In the wake of a December 2016 ruling by the European Union's Court of Justice, the UK Government has hit pause on controversial plans within the Investigatory Powers Bill (IPBill) that will force communications providers to scoop up the internet histories of British civilians in bulk.
The law, which has been branded a Snoopers' Charter by critics, gained royal assent last November. It gives police and intelligence agencies enhanced spying powers and effectively cements legal backing to a number of the surveillance tools exposed by Edward Snowden four years ago.
But a legal ruling from the EU's court system last year put at spanner in the works by calling the Government's plans to collect bulk communications data – including internet connection records (ICRs) – unlawful.
It said the proposed data collection techniques in the bill were "general and indiscriminate".
EU judges said communications data should only be used to help combat serious crime. Less than three months later, the Home Office has indicated the IPBill is yet to enforce some bulk collection amid the legal conflict.
"The European Court of Justice handed down a judgment relating to the UK's communications data regime in December," a Government spokesperson said in a statement to Ars Technica.
"The matter must now be considered by the domestic courts and the consultation on the communications data code of practice has been deferred until this has taken place."
In a new set of draft codes of practice, published on 23 February, the Home Office touted a public consultation that is running until early April. The aim, it says on its website, is to set out the "processes and safeguards" surrounding the use of mass spying powers.
The old draft codes have now been "superseded" by these new versions but it was quickly noticed the code for "communications data" was mysteriously absent. This should have provided key insights into how the Home Office would work with service providers to collect citizen data.

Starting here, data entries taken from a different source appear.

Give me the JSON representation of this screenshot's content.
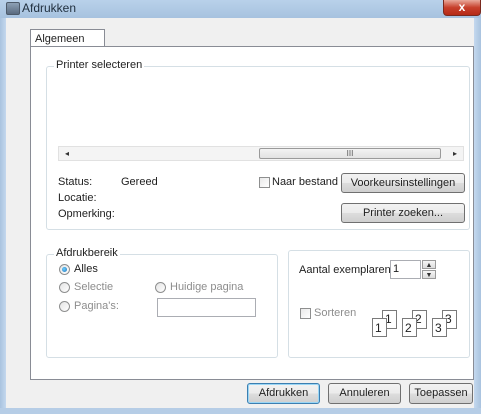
{
  "window": {
    "title": "Afdrukken",
    "close_label": "x"
  },
  "tabs": [
    {
      "label": "Algemeen"
    }
  ],
  "printer_group": {
    "label": "Printer selecteren",
    "status_label": "Status:",
    "status_value": "Gereed",
    "location_label": "Locatie:",
    "location_value": "",
    "comment_label": "Opmerking:",
    "comment_value": "",
    "print_to_file_label": "Naar bestand",
    "preferences_button": "Voorkeursinstellingen",
    "find_printer_button": "Printer zoeken...",
    "scroll_thumb_glyph": "III",
    "scroll_left_glyph": "◂",
    "scroll_right_glyph": "▸"
  },
  "range_group": {
    "label": "Afdrukbereik",
    "all_label": "Alles",
    "selection_label": "Selectie",
    "current_page_label": "Huidige pagina",
    "pages_label": "Pagina's:",
    "pages_value": "",
    "selected": "all"
  },
  "copies_group": {
    "copies_label": "Aantal exemplaren:",
    "copies_value": "1",
    "collate_label": "Sorteren",
    "collate_checked": false,
    "collate_pages": [
      {
        "back": "1",
        "front": "1"
      },
      {
        "back": "2",
        "front": "2"
      },
      {
        "back": "3",
        "front": "3"
      }
    ]
  },
  "buttons": {
    "print": "Afdrukken",
    "cancel": "Annuleren",
    "apply": "Toepassen"
  },
  "colors": {
    "titlebar": "#b9d1ea",
    "close": "#c7402c",
    "dialog_bg": "#f0f0f0",
    "default_button_border": "#3c7fb1"
  }
}
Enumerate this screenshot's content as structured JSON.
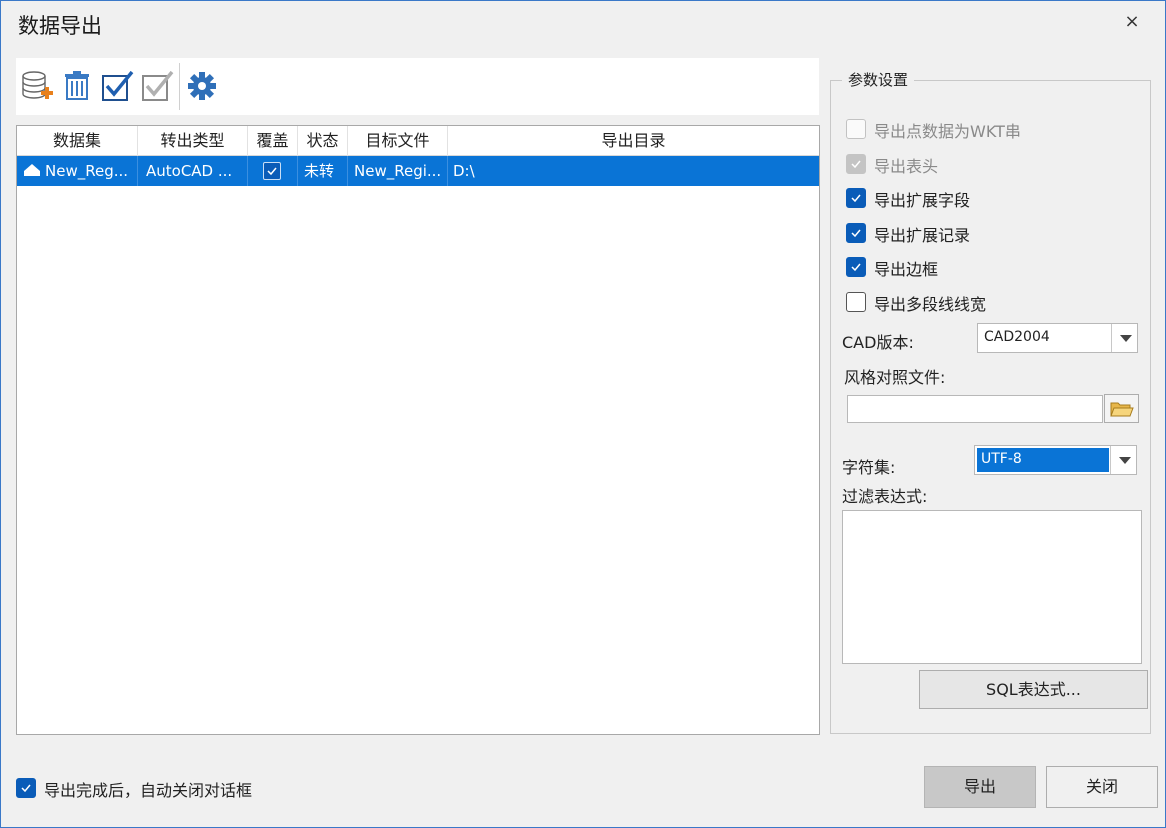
{
  "window": {
    "title": "数据导出",
    "close_glyph": "×"
  },
  "toolbar": {
    "buttons": [
      "add-dataset-icon",
      "delete-icon",
      "check-all-icon",
      "uncheck-all-icon",
      "settings-icon"
    ]
  },
  "table": {
    "columns": [
      "数据集",
      "转出类型",
      "覆盖",
      "状态",
      "目标文件",
      "导出目录"
    ],
    "rows": [
      {
        "dataset": "New_Reg...",
        "type": "AutoCAD ...",
        "overwrite": true,
        "status": "未转",
        "target": "New_Regi...",
        "dir": "D:\\"
      }
    ]
  },
  "params": {
    "group_title": "参数设置",
    "options": [
      {
        "label": "导出点数据为WKT串",
        "checked": false,
        "enabled": false
      },
      {
        "label": "导出表头",
        "checked": true,
        "enabled": false
      },
      {
        "label": "导出扩展字段",
        "checked": true,
        "enabled": true
      },
      {
        "label": "导出扩展记录",
        "checked": true,
        "enabled": true
      },
      {
        "label": "导出边框",
        "checked": true,
        "enabled": true
      },
      {
        "label": "导出多段线线宽",
        "checked": false,
        "enabled": true
      }
    ],
    "cad_version_label": "CAD版本:",
    "cad_version_value": "CAD2004",
    "style_file_label": "风格对照文件:",
    "style_file_value": "",
    "charset_label": "字符集:",
    "charset_value": "UTF-8",
    "filter_label": "过滤表达式:",
    "filter_value": "",
    "sql_button": "SQL表达式..."
  },
  "footer": {
    "auto_close_label": "导出完成后，自动关闭对话框",
    "auto_close_checked": true,
    "export_button": "导出",
    "close_button": "关闭"
  },
  "colors": {
    "selection": "#0a74d6",
    "accent": "#0a5cb8"
  }
}
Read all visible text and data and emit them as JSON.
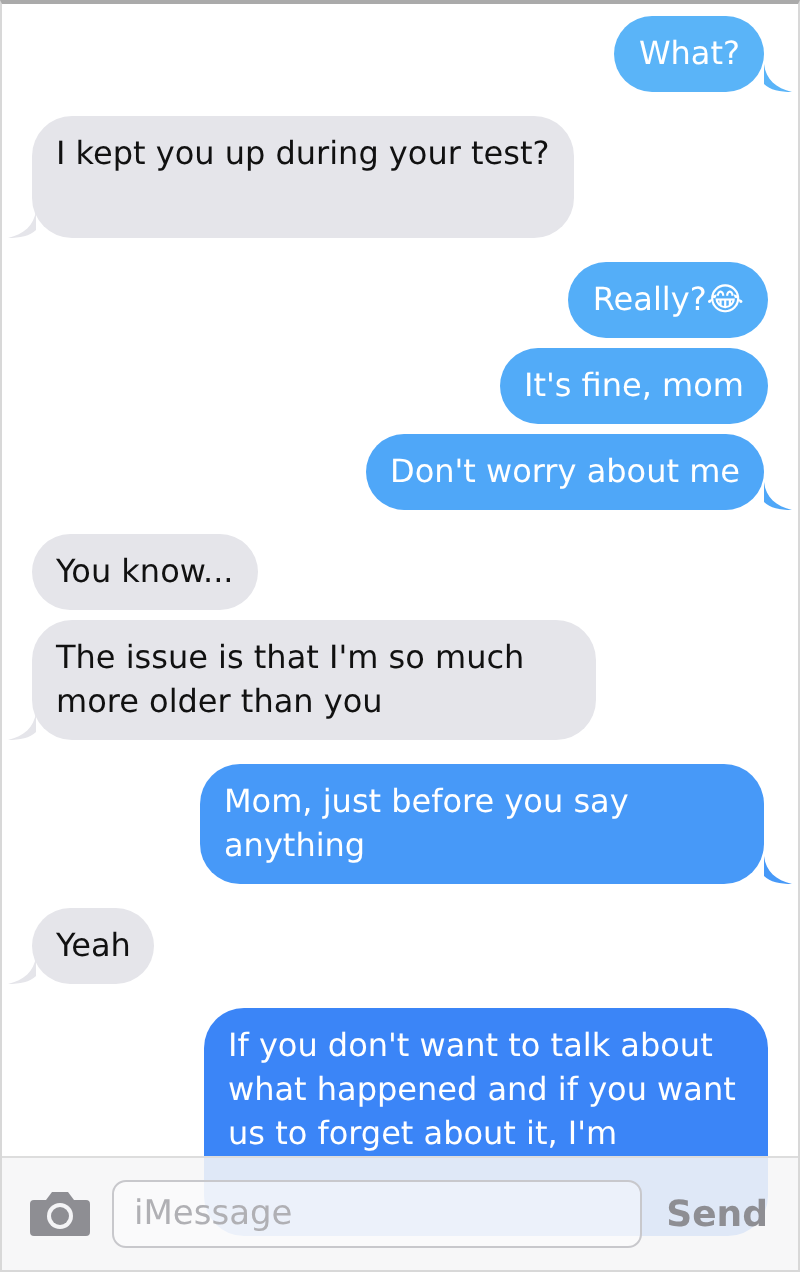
{
  "messages": [
    {
      "kind": "sent",
      "text": "What?",
      "color": "#5ab4f8",
      "tail": true
    },
    {
      "kind": "received",
      "text": "I kept you up during your test?",
      "color": "#e5e5ea",
      "tail": true
    },
    {
      "kind": "sent",
      "text": "Really?😂",
      "color": "#54aef8",
      "tail": false
    },
    {
      "kind": "sent",
      "text": "It's fine, mom",
      "color": "#52abf8",
      "tail": false
    },
    {
      "kind": "sent",
      "text": "Don't worry about me",
      "color": "#4fa7f8",
      "tail": true
    },
    {
      "kind": "received",
      "text": "You know...",
      "color": "#e5e5ea",
      "tail": false
    },
    {
      "kind": "received",
      "text": "The issue is that I'm so much more older than you",
      "color": "#e5e5ea",
      "tail": true
    },
    {
      "kind": "sent",
      "text": "Mom, just before you say anything",
      "color": "#4799f8",
      "tail": true
    },
    {
      "kind": "received",
      "text": "Yeah",
      "color": "#e5e5ea",
      "tail": true
    },
    {
      "kind": "sent",
      "text": "If you don't want to talk about what happened and if you want us to forget about it, I'm",
      "color": "#3b85f7",
      "tail": false
    }
  ],
  "composer": {
    "placeholder": "iMessage",
    "send": "Send"
  }
}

Intriguingly, the new codes were also lacking in many of the candid references in previous iterations. In one new copy – "Bulk Acquisition of Communications Data" – a search for "ICR" now returns no matches. Previously, an entire page was dedicated to the term.
One document confirms "an additional code of practice covering the obtaining and retention of communications data will be published for consultation in due course".
In the text of the consultation, Ben Wallace MP, UK Minister of State for Security, noted: "The internet presents ever-evolving opportunities for terrorists, criminals and paedophiles, and we must ensure that we have the capabilities to confront this challenge.
"There must be no guaranteed safe spaces online in which they are allowed to communicate beyond the reach of law."
Yet he did not reference the EU's 2016 ruling, which was the result of complaints from Brexit Secretary David Davis and Labour's Tom Watson, who both had major privacy concerns with the predecessor to the IPBill, the Data Retention and Investigatory Powers Act 2014, or Dripa.
The UK's spying regime was deemed unlawful as it does not require that the scooped-up data be kept within the EU, does not provide for notification after the fact to people whose data has been collected and, in some cases, lets police and public bodies authorise their own access.
"Such national legislation [...] exceeds the limits of what is strictly necessary and cannot be considered to be justified within a democratic society," the judges said.
At the time, a Home Office spokesperson responded: "We are disappointed with the judgement from the European Court of Justice and will be considering its potential implications.
"Given the importance of communications data to preventing and detecting crime, we will ensure plans are in place so that the police and other public authorities can continue to acquire such data in a way that is consistent with EU law and our obligation to protect the public."
It seems those plans are still being formulated.